Prompt: Search the material for the word "data" and copy each line that holds it.

----------------------------------------

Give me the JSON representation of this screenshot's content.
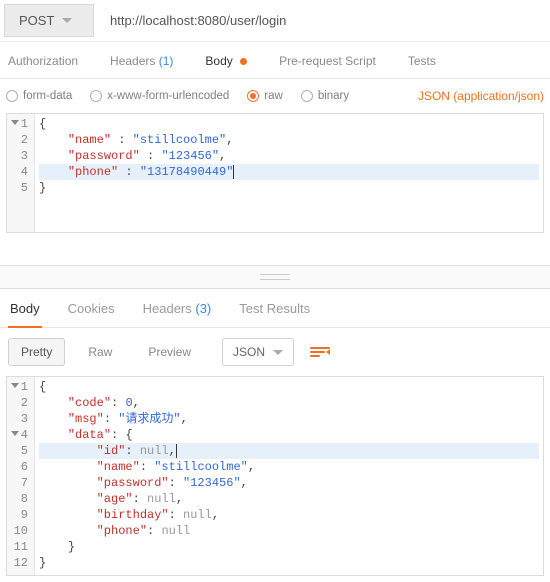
{
  "request": {
    "method": "POST",
    "url": "http://localhost:8080/user/login",
    "tabs": {
      "authorization": "Authorization",
      "headers": "Headers",
      "headers_count": "(1)",
      "body": "Body",
      "prerequest": "Pre-request Script",
      "tests": "Tests"
    },
    "body_types": {
      "formdata": "form-data",
      "urlencoded": "x-www-form-urlencoded",
      "raw": "raw",
      "binary": "binary"
    },
    "content_type_label": "JSON (application/json)",
    "body_json": {
      "name": "stillcoolme",
      "password": "123456",
      "phone": "13178490449"
    },
    "editor_lines": {
      "l1": "{",
      "l2_key": "\"name\"",
      "l2_sep": " : ",
      "l2_val": "\"stillcoolme\"",
      "l2_end": ",",
      "l3_key": "\"password\"",
      "l3_sep": " : ",
      "l3_val": "\"123456\"",
      "l3_end": ",",
      "l4_key": "\"phone\"",
      "l4_sep": " : ",
      "l4_val": "\"13178490449\"",
      "l5": "}"
    }
  },
  "response": {
    "tabs": {
      "body": "Body",
      "cookies": "Cookies",
      "headers": "Headers",
      "headers_count": "(3)",
      "test_results": "Test Results"
    },
    "view_modes": {
      "pretty": "Pretty",
      "raw": "Raw",
      "preview": "Preview"
    },
    "format_label": "JSON",
    "body_json": {
      "code": 0,
      "msg": "请求成功",
      "data": {
        "id": null,
        "name": "stillcoolme",
        "password": "123456",
        "age": null,
        "birthday": null,
        "phone": null
      }
    },
    "editor_lines": {
      "l1": "{",
      "l2_key": "\"code\"",
      "l2_sep": ": ",
      "l2_val": "0",
      "l2_end": ",",
      "l3_key": "\"msg\"",
      "l3_sep": ": ",
      "l3_val": "\"请求成功\"",
      "l3_end": ",",
      "l4_key": "\"data\"",
      "l4_sep": ": ",
      "l4_val": "{",
      "l5_key": "\"id\"",
      "l5_sep": ": ",
      "l5_val": "null",
      "l5_end": ",",
      "l6_key": "\"name\"",
      "l6_sep": ": ",
      "l6_val": "\"stillcoolme\"",
      "l6_end": ",",
      "l7_key": "\"password\"",
      "l7_sep": ": ",
      "l7_val": "\"123456\"",
      "l7_end": ",",
      "l8_key": "\"age\"",
      "l8_sep": ": ",
      "l8_val": "null",
      "l8_end": ",",
      "l9_key": "\"birthday\"",
      "l9_sep": ": ",
      "l9_val": "null",
      "l9_end": ",",
      "l10_key": "\"phone\"",
      "l10_sep": ": ",
      "l10_val": "null",
      "l11": "}",
      "l12": "}"
    }
  },
  "gutter": {
    "n1": "1",
    "n2": "2",
    "n3": "3",
    "n4": "4",
    "n5": "5",
    "n6": "6",
    "n7": "7",
    "n8": "8",
    "n9": "9",
    "n10": "10",
    "n11": "11",
    "n12": "12"
  }
}
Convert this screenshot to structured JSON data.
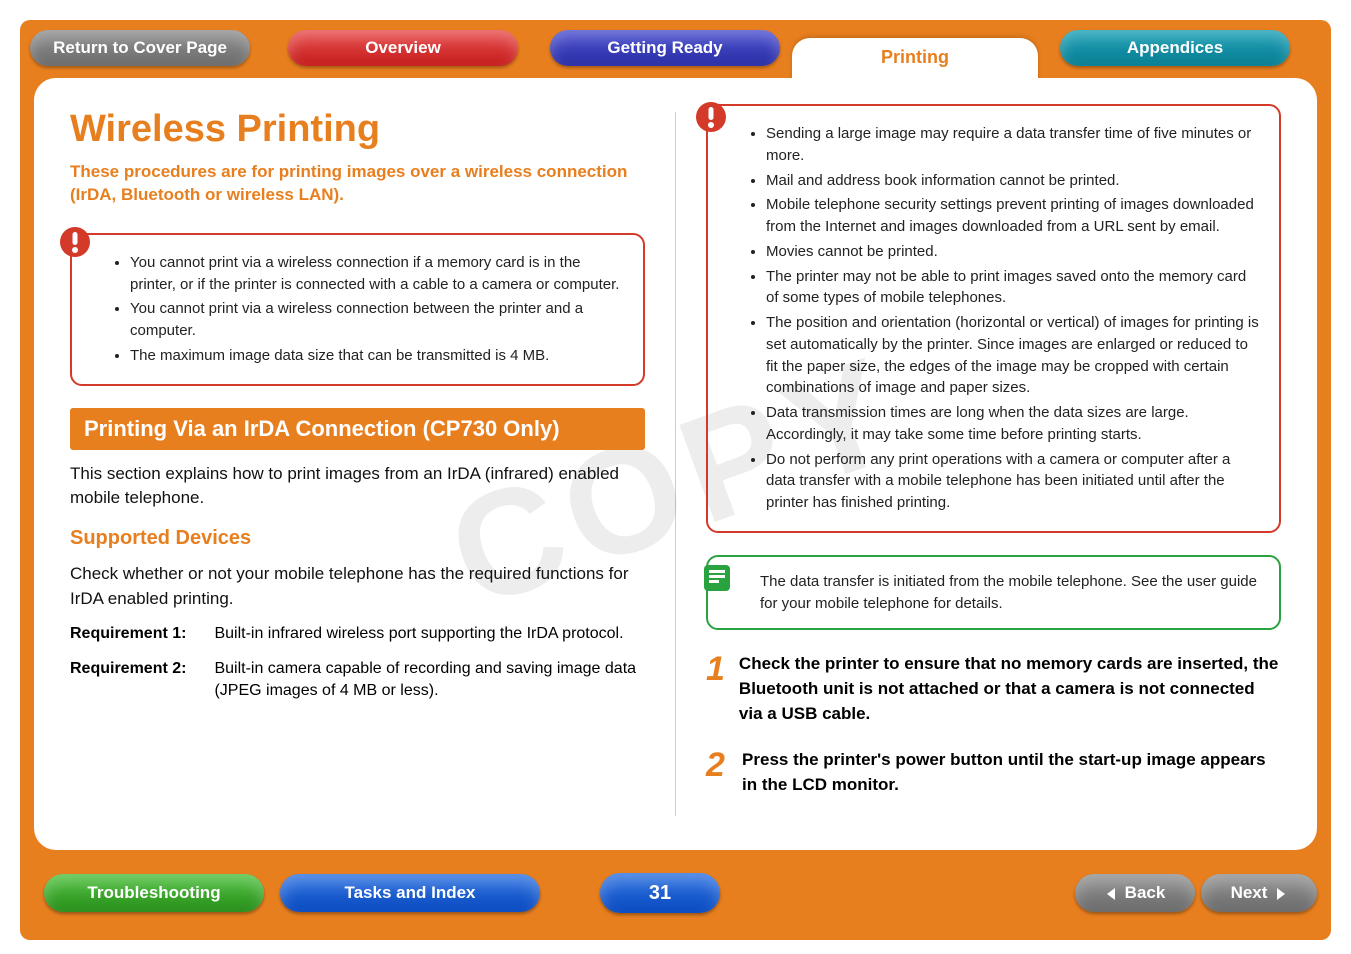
{
  "nav": {
    "return": "Return to Cover Page",
    "overview": "Overview",
    "getting_ready": "Getting Ready",
    "printing": "Printing",
    "appendices": "Appendices"
  },
  "watermark": "COPY",
  "title": "Wireless Printing",
  "lede": "These procedures are for printing images over a wireless connection (IrDA, Bluetooth or wireless LAN).",
  "warn_left": [
    "You cannot print via a wireless connection if a memory card is in the printer, or if the printer is connected with a cable to a camera or computer.",
    "You cannot print via a wireless connection between the printer and a computer.",
    "The maximum image data size that can be transmitted is 4 MB."
  ],
  "section_heading": "Printing Via an IrDA Connection (CP730 Only)",
  "section_intro": "This section explains how to print images from an IrDA (infrared) enabled mobile telephone.",
  "sub_supported": "Supported Devices",
  "supported_text": "Check whether or not your mobile telephone has the required functions for IrDA enabled printing.",
  "req": [
    {
      "label": "Requirement 1:",
      "value": "Built-in infrared wireless port supporting the IrDA protocol."
    },
    {
      "label": "Requirement 2:",
      "value": "Built-in camera capable of recording and saving image data (JPEG images of 4 MB or less)."
    }
  ],
  "warn_right": [
    "Sending a large image may require a data transfer time of five minutes or more.",
    "Mail and address book information cannot be printed.",
    "Mobile telephone security settings prevent printing of images downloaded from the Internet and images downloaded from a URL sent by email.",
    "Movies cannot be printed.",
    "The printer may not be able to print images saved onto the memory card of some types of mobile telephones.",
    "The position and orientation (horizontal or vertical) of images for printing is set automatically by the printer. Since images are enlarged or reduced to fit the paper size, the edges of the image may be cropped with certain combinations of image and paper sizes.",
    "Data transmission times are long when the data sizes are large. Accordingly, it may take some time before printing starts.",
    "Do not perform any print operations with a camera or computer after a data transfer with a mobile telephone has been initiated until after the printer has finished printing."
  ],
  "note_text": "The data transfer is initiated from the mobile telephone. See the user guide for your mobile telephone for details.",
  "steps": [
    {
      "num": "1",
      "text": "Check the printer to ensure that no memory cards are inserted, the Bluetooth unit is not attached or that a camera is not connected via a USB cable."
    },
    {
      "num": "2",
      "text": "Press the printer's power button until the start-up image appears in the LCD monitor."
    }
  ],
  "bottom": {
    "troubleshooting": "Troubleshooting",
    "tasks_index": "Tasks and Index",
    "page": "31",
    "back": "Back",
    "next": "Next"
  }
}
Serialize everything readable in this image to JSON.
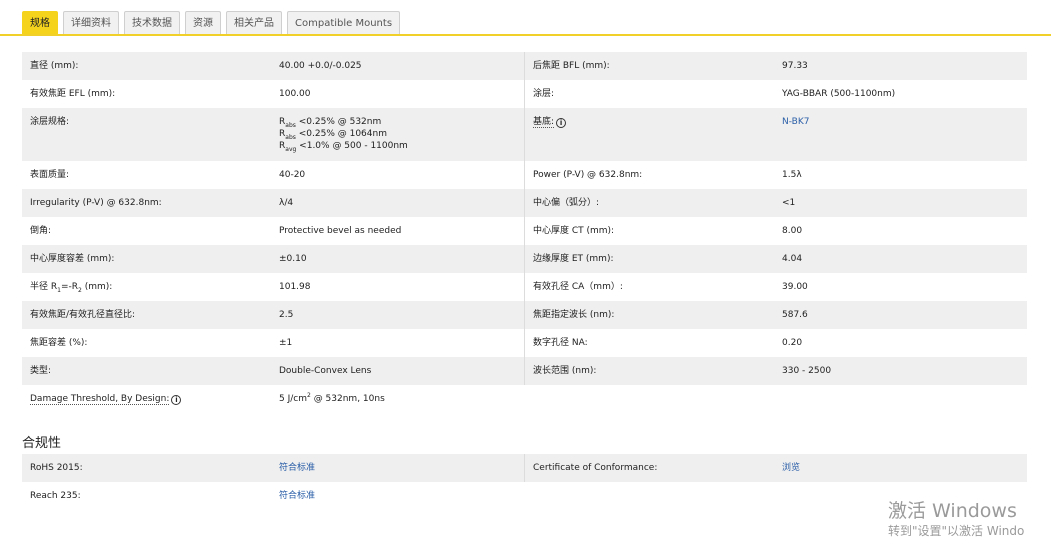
{
  "tabs": [
    {
      "label": "规格",
      "active": true
    },
    {
      "label": "详细资料"
    },
    {
      "label": "技术数据"
    },
    {
      "label": "资源"
    },
    {
      "label": "相关产品"
    },
    {
      "label": "Compatible Mounts"
    }
  ],
  "specs": {
    "diameter_label": "直径 (mm):",
    "diameter_value": "40.00 +0.0/-0.025",
    "bfl_label": "后焦距 BFL (mm):",
    "bfl_value": "97.33",
    "efl_label": "有效焦距 EFL (mm):",
    "efl_value": "100.00",
    "coating_label": "涂层:",
    "coating_value": "YAG-BBAR (500-1100nm)",
    "coating_spec_label": "涂层规格:",
    "coating_spec_line1_sub": "abs",
    "coating_spec_line1_rest": " <0.25% @ 532nm",
    "coating_spec_line2_sub": "abs",
    "coating_spec_line2_rest": " <0.25% @ 1064nm",
    "coating_spec_line3_sub": "avg",
    "coating_spec_line3_rest": " <1.0% @ 500 - 1100nm",
    "coating_spec_prefix": "R",
    "substrate_label": "基底:",
    "substrate_value": "N-BK7",
    "surface_quality_label": "表面质量:",
    "surface_quality_value": "40-20",
    "power_label": "Power (P-V) @ 632.8nm:",
    "power_value": "1.5λ",
    "irregularity_label": "Irregularity (P-V) @ 632.8nm:",
    "irregularity_value": "λ/4",
    "centering_label": "中心偏（弧分）:",
    "centering_value": "<1",
    "bevel_label": "倒角:",
    "bevel_value": "Protective bevel as needed",
    "ct_label": "中心厚度 CT (mm):",
    "ct_value": "8.00",
    "ct_tol_label": "中心厚度容差 (mm):",
    "ct_tol_value": "±0.10",
    "et_label": "边缘厚度 ET (mm):",
    "et_value": "4.04",
    "radius_label_pre": "半径 R",
    "radius_sub1": "1",
    "radius_label_mid": "=-R",
    "radius_sub2": "2",
    "radius_label_post": " (mm):",
    "radius_value": "101.98",
    "ca_label": "有效孔径 CA（mm）:",
    "ca_value": "39.00",
    "fnum_label": "有效焦距/有效孔径直径比:",
    "fnum_value": "2.5",
    "design_wl_label": "焦距指定波长 (nm):",
    "design_wl_value": "587.6",
    "focal_tol_label": "焦距容差 (%):",
    "focal_tol_value": "±1",
    "na_label": "数字孔径 NA:",
    "na_value": "0.20",
    "type_label": "类型:",
    "type_value": "Double-Convex Lens",
    "wl_range_label": "波长范围 (nm):",
    "wl_range_value": "330 - 2500",
    "damage_label": "Damage Threshold, By Design:",
    "damage_value_pre": "5 J/cm",
    "damage_value_sup": "2",
    "damage_value_post": " @ 532nm, 10ns"
  },
  "compliance": {
    "title": "合规性",
    "rohs_label": "RoHS 2015:",
    "rohs_value": "符合标准",
    "coc_label": "Certificate of Conformance:",
    "coc_value": "浏览",
    "reach_label": "Reach 235:",
    "reach_value": "符合标准"
  },
  "watermark": {
    "line1": "激活 Windows",
    "line2": "转到\"设置\"以激活 Windo"
  }
}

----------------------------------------

Your response:
      "formdata": "form-data",
      "data": {
      "l4_key": "\"data\"",
Convert this screenshot to structured JSON data.
    "The maximum image data size that can be transmitted is 4 MB."
      "value": "Built-in camera capable of recording and saving image data (JPEG images of 4 MB or less)."
    "Sending a large image may require a data transfer time of five minutes or more.",
    "Data transmission times are long when the data sizes are large. Accordingly, it may take some time before printing starts.",
    "Do not perform any print operations with a camera or computer after a data transfer with a mobile telephone has been initiated until after the printer has finished printing."
  "note_text": "The data transfer is initiated from the mobile telephone. See the user guide for your mobile telephone for details.",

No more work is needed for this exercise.